It’s a tricky one this because there are no hard and fast rules about where subtext may lie (if there is any!) and so mining a script for all it’s secrets can be a difficult process. But there are one or two things you can do to help, and to exercise that part of your brain to spot any subtext more easily in the future.

You need to familiarise yourself with the script you are working on as much as possible. Read it as many times as you can, and that doesn’t mean just four or five times, but ten, twenty, thirty times even, to the point where you even know what’s going to happen next and what the characters are going to say next. That way every little moment will start to bleed into your conscience, and, if it is a good script, bits of action or dialogue you thought may have been inconsequential previously, may now be very important to the character or illuminating to the audience.

In reading if for the second time, study what the characters are saying, but in terms of subtext, you will need to scrutinise what they are actually doing in the scene, why they are doing it, and then why they are choosing to say those sentences and those words to do what they want to do at that point in time. Write this down, and be specific, and you will start to see if the words they are saying jar or go with what their objectives are in the scene, and in the whole script. If they do seem to jar, or the dialogue seems to be passive when the situation feels like it has higher stakes, you may be on to something.

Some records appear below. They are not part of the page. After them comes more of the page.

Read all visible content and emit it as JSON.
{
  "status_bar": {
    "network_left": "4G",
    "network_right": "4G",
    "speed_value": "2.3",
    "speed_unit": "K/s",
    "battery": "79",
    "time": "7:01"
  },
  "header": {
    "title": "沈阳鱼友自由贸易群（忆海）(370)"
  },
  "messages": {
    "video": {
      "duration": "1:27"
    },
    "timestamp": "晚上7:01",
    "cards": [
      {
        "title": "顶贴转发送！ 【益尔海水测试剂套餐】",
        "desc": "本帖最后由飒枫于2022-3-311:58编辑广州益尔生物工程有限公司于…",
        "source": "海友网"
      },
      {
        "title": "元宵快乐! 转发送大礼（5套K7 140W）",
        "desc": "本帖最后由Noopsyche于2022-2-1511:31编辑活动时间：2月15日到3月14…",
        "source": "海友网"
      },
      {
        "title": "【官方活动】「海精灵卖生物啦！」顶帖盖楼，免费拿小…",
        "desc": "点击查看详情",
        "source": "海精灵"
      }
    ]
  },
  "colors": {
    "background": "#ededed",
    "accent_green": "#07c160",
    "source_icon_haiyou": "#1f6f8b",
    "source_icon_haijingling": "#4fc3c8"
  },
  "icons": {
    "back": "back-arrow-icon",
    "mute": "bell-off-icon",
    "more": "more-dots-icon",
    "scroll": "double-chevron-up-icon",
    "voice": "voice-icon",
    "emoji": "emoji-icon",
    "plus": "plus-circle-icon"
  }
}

Also, good exercise you can do is to think of a film you have seen not that recently that you remember had a good amount of subtext in it. If you can’t think of one, 1940’s film noir is a good starting point as they were quite subtext heavy (Double Indemnity being a good example), but any high quality drama film will have it’s moments. Try to go for Oscar winning performances and/or screenplays. Get a copy of the screenplay (there are plenty of online screenplay websites and most are published), and do the above exercise on that script. Really scrutinise it as much as you can. Then watch the film and see what the actors do, and this will illuminate the work they have done and decisions they came to in their preparation for the film. Think about how it compares to what decisions you made, and if things are significantly different, try to work out why they might have come to the decision to go in that direction instead of what seemed right to you. This is very useful work, and if you have seen a performance you particularly admired, even a performance which seemed magical and unattainable to you; doing this work can confirm that it is possible for any actor to get to that point, because the actor on the screen read the script exactly the same as you, and created the performance you saw - and which moved you so much - out of it by doing their own hard work.